Soon 125 wells had been dug with a demented elderly lady sitting beside one all day. Word got around that the waters helped the “crazy lady”, people began lining up for water, and the Crazy Water Company was formed followed in 1912 by the Crazy Hotel. “

The water was later tested and found to have in it lithium, calcium, magnesium, and sulfate and advertised to relieve or cure dyspepsia, neuralgia, sore eyes, paralysis, insomnia, liver and kidney problems, rheumatism, scrofula, and improprieties of the blood. By 1900 Mineral Wells hosted 150,000 visitors a year. [The hotel was eventually converted to a retirement home.]

Claremore, OK

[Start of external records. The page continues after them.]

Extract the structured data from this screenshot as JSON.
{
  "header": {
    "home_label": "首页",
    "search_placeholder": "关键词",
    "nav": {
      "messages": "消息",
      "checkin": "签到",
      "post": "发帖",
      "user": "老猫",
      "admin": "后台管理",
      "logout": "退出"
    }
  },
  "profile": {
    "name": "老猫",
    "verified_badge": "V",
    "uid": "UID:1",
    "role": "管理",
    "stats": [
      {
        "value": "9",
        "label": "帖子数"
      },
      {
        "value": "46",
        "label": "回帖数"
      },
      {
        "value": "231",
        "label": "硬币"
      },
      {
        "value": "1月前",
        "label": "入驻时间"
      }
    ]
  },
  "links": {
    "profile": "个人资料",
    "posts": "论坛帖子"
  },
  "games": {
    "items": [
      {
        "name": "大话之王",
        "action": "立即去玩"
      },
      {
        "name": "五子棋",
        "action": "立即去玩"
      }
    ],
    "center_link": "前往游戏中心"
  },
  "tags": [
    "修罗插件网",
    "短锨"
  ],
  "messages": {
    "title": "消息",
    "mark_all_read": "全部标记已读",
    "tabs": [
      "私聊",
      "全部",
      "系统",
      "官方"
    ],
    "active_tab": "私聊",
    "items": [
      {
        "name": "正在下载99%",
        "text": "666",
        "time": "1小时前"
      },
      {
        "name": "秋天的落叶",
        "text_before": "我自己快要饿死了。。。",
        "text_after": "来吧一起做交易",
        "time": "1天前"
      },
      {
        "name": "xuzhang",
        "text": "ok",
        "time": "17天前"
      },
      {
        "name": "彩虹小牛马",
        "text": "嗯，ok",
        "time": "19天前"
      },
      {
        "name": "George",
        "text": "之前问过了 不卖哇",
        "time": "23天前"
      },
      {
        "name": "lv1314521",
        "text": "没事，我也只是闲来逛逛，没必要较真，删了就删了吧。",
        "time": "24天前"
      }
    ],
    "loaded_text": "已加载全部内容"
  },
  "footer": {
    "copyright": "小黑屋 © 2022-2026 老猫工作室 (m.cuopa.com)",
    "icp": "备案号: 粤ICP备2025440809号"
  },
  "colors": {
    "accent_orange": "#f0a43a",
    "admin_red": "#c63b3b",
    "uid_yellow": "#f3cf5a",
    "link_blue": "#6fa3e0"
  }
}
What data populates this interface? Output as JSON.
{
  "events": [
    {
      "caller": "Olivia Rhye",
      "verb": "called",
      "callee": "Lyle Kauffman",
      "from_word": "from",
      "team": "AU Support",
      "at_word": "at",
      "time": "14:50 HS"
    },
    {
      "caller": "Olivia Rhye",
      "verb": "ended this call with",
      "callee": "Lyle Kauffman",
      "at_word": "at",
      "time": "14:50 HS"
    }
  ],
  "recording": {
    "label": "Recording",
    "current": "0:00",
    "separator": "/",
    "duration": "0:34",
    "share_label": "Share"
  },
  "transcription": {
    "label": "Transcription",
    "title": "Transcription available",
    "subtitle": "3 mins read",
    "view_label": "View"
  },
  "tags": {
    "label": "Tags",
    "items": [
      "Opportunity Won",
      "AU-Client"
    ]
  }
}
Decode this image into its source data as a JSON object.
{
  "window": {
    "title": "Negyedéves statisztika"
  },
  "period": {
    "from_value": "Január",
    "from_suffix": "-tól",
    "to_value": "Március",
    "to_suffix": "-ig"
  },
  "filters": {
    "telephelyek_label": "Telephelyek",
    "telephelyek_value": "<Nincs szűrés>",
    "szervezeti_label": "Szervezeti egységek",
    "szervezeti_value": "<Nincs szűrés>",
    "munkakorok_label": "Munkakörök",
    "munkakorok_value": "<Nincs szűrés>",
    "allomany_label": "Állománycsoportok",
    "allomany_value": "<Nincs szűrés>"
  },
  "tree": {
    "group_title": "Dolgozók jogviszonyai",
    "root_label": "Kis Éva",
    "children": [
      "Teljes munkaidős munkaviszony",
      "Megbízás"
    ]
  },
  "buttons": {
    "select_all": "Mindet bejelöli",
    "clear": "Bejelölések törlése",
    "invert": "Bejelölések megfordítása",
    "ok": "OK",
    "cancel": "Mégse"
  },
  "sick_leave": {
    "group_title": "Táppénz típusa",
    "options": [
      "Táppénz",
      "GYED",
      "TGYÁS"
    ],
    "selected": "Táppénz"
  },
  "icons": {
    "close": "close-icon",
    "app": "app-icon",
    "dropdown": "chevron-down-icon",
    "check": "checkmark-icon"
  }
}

My wife Elaine’s father suffered from a severe case of rheumatoid arthritis in the time before they either understood it or had any effective medicines to alleviate its pain. In desperation he tried the baths in Claremore which contained trace elements of radium when even less was known about it. He also went to Mineral Wells for their water. Ignorance of the disease was so great they pulled all his teeth in a futile attempt to treat it.

Hot Springs, Ark

Native Americans in Central Arkansas named the area the “Valley of the Vapors” because of natural hot springs. [143 degrees. ] It became the unofficial first national park when in 1832 Andrew Jackson declared it a federal reservation. They even commercialized the religious part by turning it into a temple of horse racing and gambling.

Sulphur, OK

Sulfur smelling waters near present Sulfur, Oklahoma were so valued by warring Native American tribes that they declared it neutral territory to be shared peacefully by all tribes. It began as Platte National Park and recently was given back to the Indians as the Chickasaw National Recreation Area. The area has natural artesian springs which throughout most of the twentieth century fed two public swimming pools in Sulfur. [We kids at Falls Creek where ‘mixed bathing’ was prohibited went into Sulfur and swam in these pool with camp pastors.]

I can report that in the years when I swam in those pools I never suffered from arthritis.

Comment

Scientific medicine’s arrival in this country came slowly beginning in the final decades of the nineteenth century and not fully embraced until the thirties. Until rationality prevailed in the medical system, hope drove people to quackery in all its forms e.g., baths, sanitariums, spas, patent medicines, etc. People, no longer go to spas for health but to pools and hot tubs in their bathrooms, decks, back yards, “Y’s,” and clubs. Most motels and resorts have them for leisure and pampering. They certainly are useful for those with severe, chronic arthritis and related aches and pains. Our affluence allows us more private and luxurious waters, massages, and oils to retain health and beauty in the hope of outwitting nature and science.